With this same formula, though, comes the same problems. Lag and freezing issues have been experienced in past Telltale titles and they are certainly apparent here. The opening credits froze for a few seconds on a couple of occasions and the frame-rate struggled to retain its usual state upon picking certain choices, so there are cracks forming in the game engine. It won't spoil the episode outright, but potential game freezes definitely aren't wanted.
That machete definitely comes in handy
Despite the different gameplay elements, the "Mini-Series" part of the title is certainly in full force as it is over fairly quickly. Whereas other Telltale episodes could make it past two hours if you soak in the atmosphere, Michonne's first episodic outing is over in around 80 minutes and that's if you take your time in doing everything. The episode's slow start evolves into a more enthralling story towards the end; hopefully, this means that recurring episodes will have more content in them.
Previous Telltale games have never been challenging in the achievement department and The Walking Dead: Michonne
continues the trend.

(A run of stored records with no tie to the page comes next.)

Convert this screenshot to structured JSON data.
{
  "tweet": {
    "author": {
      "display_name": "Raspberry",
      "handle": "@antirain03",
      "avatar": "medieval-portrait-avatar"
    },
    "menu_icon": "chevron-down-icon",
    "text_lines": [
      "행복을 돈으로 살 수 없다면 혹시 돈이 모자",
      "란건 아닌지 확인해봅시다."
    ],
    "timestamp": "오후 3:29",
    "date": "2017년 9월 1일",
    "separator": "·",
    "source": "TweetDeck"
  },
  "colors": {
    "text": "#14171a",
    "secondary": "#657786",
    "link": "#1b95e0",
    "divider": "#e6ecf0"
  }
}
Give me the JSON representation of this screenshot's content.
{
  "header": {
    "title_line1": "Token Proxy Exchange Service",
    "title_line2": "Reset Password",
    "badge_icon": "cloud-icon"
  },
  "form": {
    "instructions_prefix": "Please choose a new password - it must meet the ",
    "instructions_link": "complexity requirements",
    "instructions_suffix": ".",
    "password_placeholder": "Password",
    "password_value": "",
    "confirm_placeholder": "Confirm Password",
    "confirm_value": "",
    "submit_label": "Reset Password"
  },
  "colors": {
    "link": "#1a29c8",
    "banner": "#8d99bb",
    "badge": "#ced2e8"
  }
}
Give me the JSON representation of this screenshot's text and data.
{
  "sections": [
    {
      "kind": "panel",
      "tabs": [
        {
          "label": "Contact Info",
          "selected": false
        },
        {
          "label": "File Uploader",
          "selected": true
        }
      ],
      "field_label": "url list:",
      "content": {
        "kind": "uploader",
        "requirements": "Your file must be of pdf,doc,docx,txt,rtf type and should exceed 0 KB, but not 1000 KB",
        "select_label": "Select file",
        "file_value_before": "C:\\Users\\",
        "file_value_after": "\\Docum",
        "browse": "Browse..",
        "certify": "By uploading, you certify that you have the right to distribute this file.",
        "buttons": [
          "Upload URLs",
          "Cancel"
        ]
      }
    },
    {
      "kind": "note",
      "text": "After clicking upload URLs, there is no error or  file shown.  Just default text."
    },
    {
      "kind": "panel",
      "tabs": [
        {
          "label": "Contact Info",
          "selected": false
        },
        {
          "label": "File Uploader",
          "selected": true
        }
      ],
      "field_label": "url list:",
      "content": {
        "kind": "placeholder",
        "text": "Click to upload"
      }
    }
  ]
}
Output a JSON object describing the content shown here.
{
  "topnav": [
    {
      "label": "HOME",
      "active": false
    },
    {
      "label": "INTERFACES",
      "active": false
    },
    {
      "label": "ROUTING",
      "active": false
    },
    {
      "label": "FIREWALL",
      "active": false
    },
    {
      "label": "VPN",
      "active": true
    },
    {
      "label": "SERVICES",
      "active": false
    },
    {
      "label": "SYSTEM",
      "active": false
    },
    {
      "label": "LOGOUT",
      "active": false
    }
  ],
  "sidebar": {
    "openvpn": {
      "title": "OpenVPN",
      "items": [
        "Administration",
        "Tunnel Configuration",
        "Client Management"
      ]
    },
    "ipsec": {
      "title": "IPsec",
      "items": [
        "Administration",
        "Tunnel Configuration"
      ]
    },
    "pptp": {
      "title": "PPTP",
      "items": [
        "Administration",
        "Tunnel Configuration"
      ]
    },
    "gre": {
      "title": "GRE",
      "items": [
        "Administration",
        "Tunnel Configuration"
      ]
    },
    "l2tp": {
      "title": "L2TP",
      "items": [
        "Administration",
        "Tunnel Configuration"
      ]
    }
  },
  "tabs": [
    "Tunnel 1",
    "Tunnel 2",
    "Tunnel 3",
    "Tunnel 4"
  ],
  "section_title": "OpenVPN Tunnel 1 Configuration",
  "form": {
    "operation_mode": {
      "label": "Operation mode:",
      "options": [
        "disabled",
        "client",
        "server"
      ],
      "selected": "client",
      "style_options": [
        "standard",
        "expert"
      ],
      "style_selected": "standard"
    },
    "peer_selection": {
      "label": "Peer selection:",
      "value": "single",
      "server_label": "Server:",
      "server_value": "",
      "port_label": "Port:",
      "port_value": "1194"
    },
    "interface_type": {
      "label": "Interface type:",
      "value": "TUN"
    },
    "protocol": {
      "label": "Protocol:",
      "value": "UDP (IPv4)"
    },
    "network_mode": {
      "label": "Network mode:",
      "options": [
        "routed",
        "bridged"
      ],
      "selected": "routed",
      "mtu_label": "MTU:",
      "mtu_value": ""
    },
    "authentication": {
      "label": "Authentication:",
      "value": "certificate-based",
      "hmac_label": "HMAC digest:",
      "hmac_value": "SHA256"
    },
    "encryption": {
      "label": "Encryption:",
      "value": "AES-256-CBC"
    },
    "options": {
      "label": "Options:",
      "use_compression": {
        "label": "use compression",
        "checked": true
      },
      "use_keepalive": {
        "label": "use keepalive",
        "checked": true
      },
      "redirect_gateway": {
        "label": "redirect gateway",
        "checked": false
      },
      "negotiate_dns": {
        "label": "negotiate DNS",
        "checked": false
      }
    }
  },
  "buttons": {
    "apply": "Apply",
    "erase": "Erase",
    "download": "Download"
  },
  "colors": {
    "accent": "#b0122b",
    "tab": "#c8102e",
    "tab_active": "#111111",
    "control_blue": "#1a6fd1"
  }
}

Simply play through the episode and you'll grab all available achievements and gamerscore. As there are only three episodes in total, each episode will bag you a bigger portion of the overall score, so for an easy 330G, look no further.
SummaryThe Walking Dead: Michonne
"In Too Deep" is easily one of the shortest episodes to be released and won't take you long to complete, but Michonne is an intriguing character and she has a lot of emotional baggage. Seeing how she will develop in the next two episodes is enough to make you want to come back for more. Those who decide to jump into the game will likely have experienced Telltale in one form or another; the gameplay remains the same as previous TellTale experiences and occasional lag unfortunately creeps back in. Don't expect something quite as major as the previous The Walking Dead
Telltale titles, or even other series, but if you come in with expectations of a peek into the life of someone new, you will be satisfied with what you get.
- Good development of Michonne's personality
- Interesting battle sequences
- A bit on the short side
- Cracks starting to show in Telltale formula
The reviewer spent just short of 1.5 hours playing through the episode, slicing up walkers and seeing yet more people's lives in misery. All 7 of the episode's achievements were earned along the way. A digital code for the game was provided by the publishers for the purpose of this review.